____ Listed entries

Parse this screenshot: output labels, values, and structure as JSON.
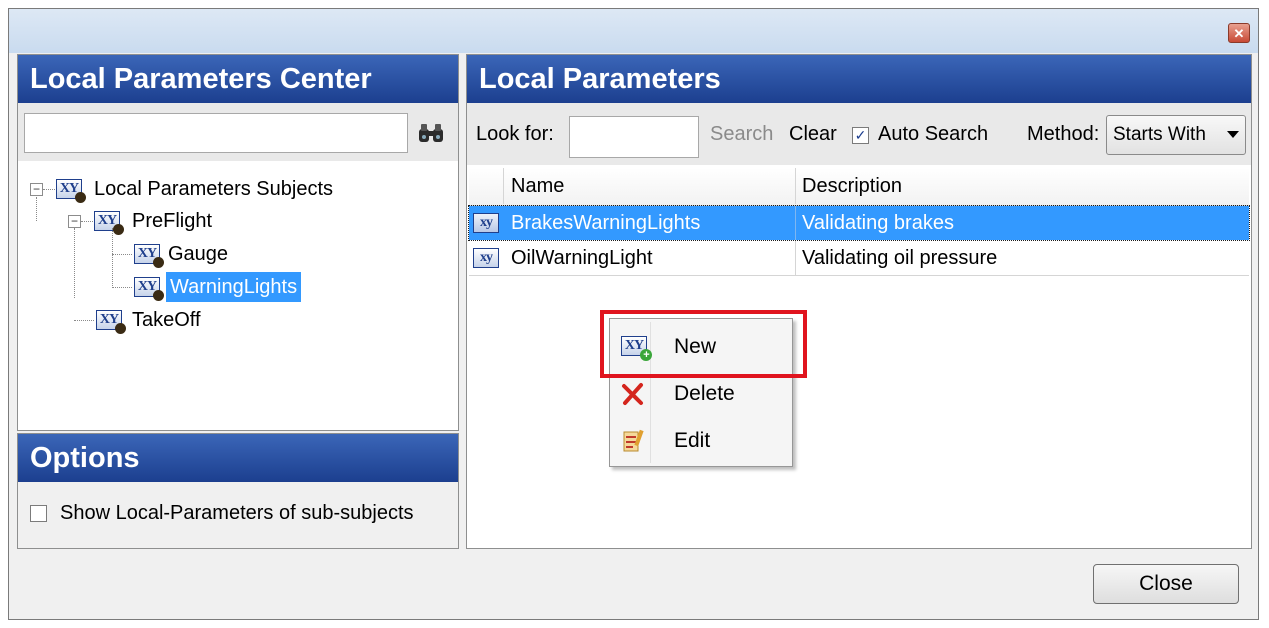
{
  "window": {
    "close_glyph": "✕"
  },
  "left_panel": {
    "title": "Local Parameters Center",
    "search_value": "",
    "search_icon": "binoculars-icon",
    "tree": {
      "root": "Local Parameters Subjects",
      "preflight": "PreFlight",
      "gauge": "Gauge",
      "warninglights": "WarningLights",
      "takeoff": "TakeOff"
    }
  },
  "options": {
    "title": "Options",
    "show_sub_label": "Show Local-Parameters of sub-subjects",
    "show_sub_checked": false
  },
  "right_panel": {
    "title": "Local Parameters",
    "look_for_label": "Look for:",
    "look_for_value": "",
    "search_label": "Search",
    "clear_label": "Clear",
    "auto_search_label": "Auto Search",
    "auto_search_checked": true,
    "method_label": "Method:",
    "method_value": "Starts With",
    "columns": [
      "Name",
      "Description"
    ],
    "rows": [
      {
        "icon": "xy",
        "name": "BrakesWarningLights",
        "description": "Validating brakes",
        "selected": true
      },
      {
        "icon": "xy",
        "name": "OilWarningLight",
        "description": "Validating oil pressure",
        "selected": false
      }
    ]
  },
  "context_menu": {
    "items": [
      {
        "label": "New",
        "icon": "new-parameter-icon"
      },
      {
        "label": "Delete",
        "icon": "delete-icon"
      },
      {
        "label": "Edit",
        "icon": "edit-icon"
      }
    ]
  },
  "footer": {
    "close_label": "Close"
  },
  "colors": {
    "header_blue": "#2a4fa3",
    "selection_blue": "#3399ff",
    "highlight_red": "#e0141e"
  }
}
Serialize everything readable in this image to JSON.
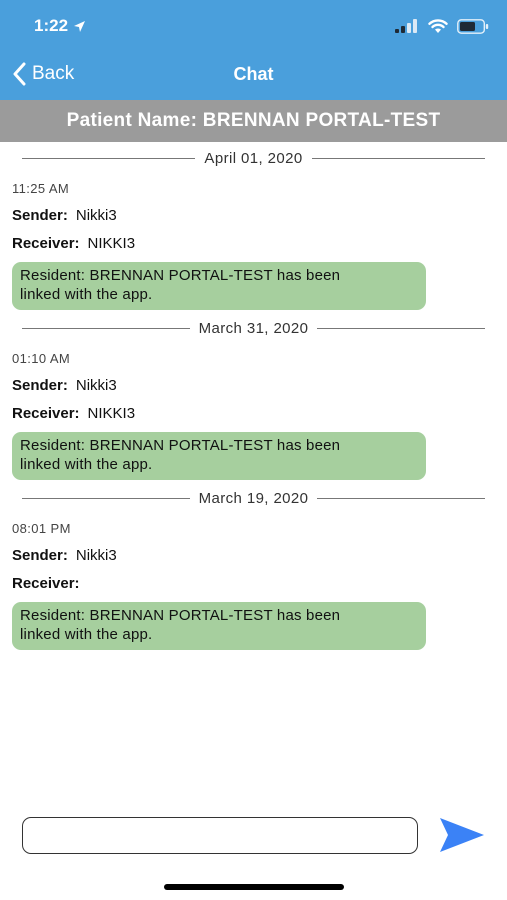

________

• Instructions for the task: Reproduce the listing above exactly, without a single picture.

• Exercise output:
Parse this screenshot: output labels, values, and structure as JSON.
{
  "window": {
    "close_glyph": "✕"
  },
  "left_panel": {
    "title": "Local Parameters Center",
    "search_value": "",
    "search_icon": "binoculars-icon",
    "tree": {
      "root": "Local Parameters Subjects",
      "preflight": "PreFlight",
      "gauge": "Gauge",
      "warninglights": "WarningLights",
      "takeoff": "TakeOff"
    }
  },
  "options": {
    "title": "Options",
    "show_sub_label": "Show Local-Parameters of sub-subjects",
    "show_sub_checked": false
  },
  "right_panel": {
    "title": "Local Parameters",
    "look_for_label": "Look for:",
    "look_for_value": "",
    "search_label": "Search",
    "clear_label": "Clear",
    "auto_search_label": "Auto Search",
    "auto_search_checked": true,
    "method_label": "Method:",
    "method_value": "Starts With",
    "columns": [
      "Name",
      "Description"
    ],
    "rows": [
      {
        "icon": "xy",
        "name": "BrakesWarningLights",
        "description": "Validating brakes",
        "selected": true
      },
      {
        "icon": "xy",
        "name": "OilWarningLight",
        "description": "Validating oil pressure",
        "selected": false
      }
    ]
  },
  "context_menu": {
    "items": [
      {
        "label": "New",
        "icon": "new-parameter-icon"
      },
      {
        "label": "Delete",
        "icon": "delete-icon"
      },
      {
        "label": "Edit",
        "icon": "edit-icon"
      }
    ]
  },
  "footer": {
    "close_label": "Close"
  },
  "colors": {
    "header_blue": "#2a4fa3",
    "selection_blue": "#3399ff",
    "highlight_red": "#e0141e"
  }
}
Serialize everything readable in this image to JSON.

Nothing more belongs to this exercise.